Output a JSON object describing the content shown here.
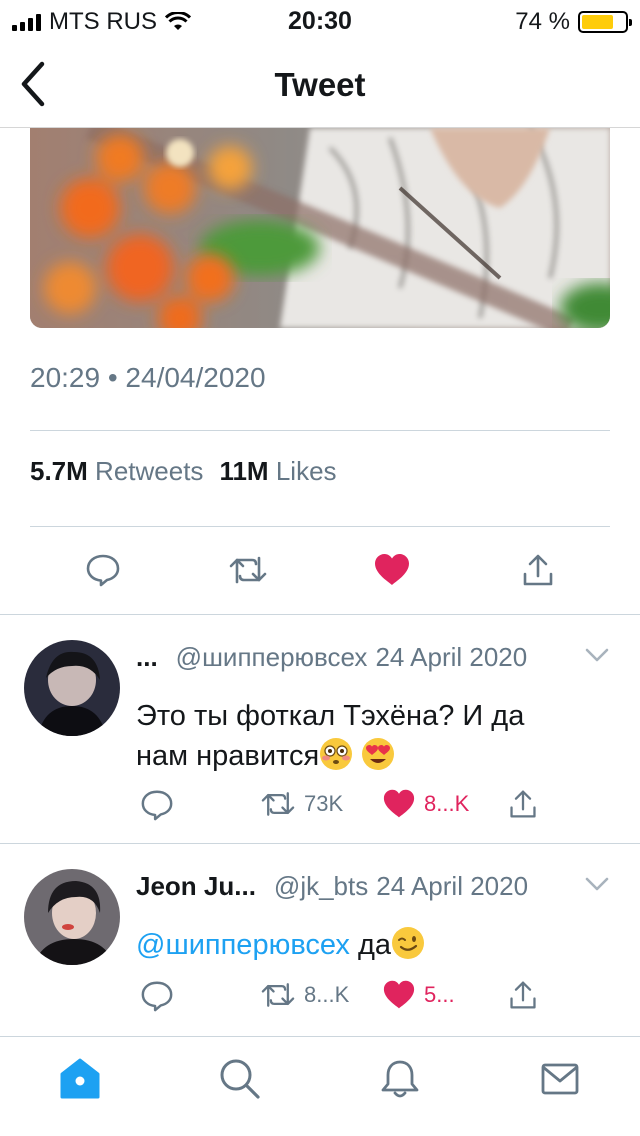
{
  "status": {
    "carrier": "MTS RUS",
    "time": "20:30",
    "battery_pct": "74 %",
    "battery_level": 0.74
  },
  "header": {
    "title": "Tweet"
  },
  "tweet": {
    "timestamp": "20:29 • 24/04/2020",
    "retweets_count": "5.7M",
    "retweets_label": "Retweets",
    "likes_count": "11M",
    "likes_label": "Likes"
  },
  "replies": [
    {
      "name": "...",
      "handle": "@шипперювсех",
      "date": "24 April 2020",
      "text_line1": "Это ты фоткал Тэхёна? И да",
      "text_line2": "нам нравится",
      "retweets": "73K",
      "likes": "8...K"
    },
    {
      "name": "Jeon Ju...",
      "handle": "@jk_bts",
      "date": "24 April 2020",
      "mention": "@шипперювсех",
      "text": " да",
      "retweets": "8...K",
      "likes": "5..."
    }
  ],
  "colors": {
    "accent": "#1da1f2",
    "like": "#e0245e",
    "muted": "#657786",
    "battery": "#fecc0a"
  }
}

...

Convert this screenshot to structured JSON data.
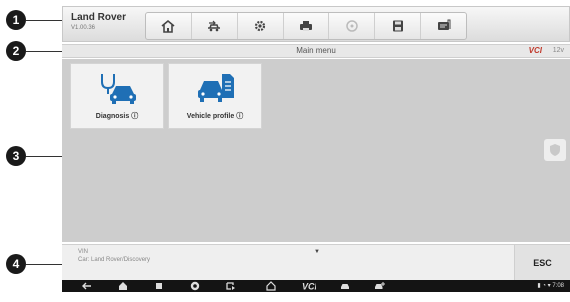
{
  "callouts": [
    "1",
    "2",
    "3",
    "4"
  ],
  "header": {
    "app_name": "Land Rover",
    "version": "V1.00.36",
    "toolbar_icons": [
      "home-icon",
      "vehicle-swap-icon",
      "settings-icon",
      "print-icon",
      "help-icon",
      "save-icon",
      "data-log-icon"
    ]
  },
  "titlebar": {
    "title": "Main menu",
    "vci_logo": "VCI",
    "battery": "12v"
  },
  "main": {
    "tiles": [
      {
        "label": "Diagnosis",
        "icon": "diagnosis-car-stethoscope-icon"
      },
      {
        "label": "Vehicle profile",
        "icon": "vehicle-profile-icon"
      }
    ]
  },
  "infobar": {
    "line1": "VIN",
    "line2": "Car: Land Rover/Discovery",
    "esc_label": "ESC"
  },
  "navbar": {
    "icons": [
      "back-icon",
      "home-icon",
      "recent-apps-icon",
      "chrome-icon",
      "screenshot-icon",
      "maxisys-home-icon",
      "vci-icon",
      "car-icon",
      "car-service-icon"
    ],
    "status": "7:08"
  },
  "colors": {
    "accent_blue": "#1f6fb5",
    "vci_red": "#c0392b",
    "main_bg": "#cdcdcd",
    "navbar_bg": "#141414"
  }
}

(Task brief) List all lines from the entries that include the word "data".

(Written response)
Convert this screenshot to structured JSON data.
      "data-log-icon"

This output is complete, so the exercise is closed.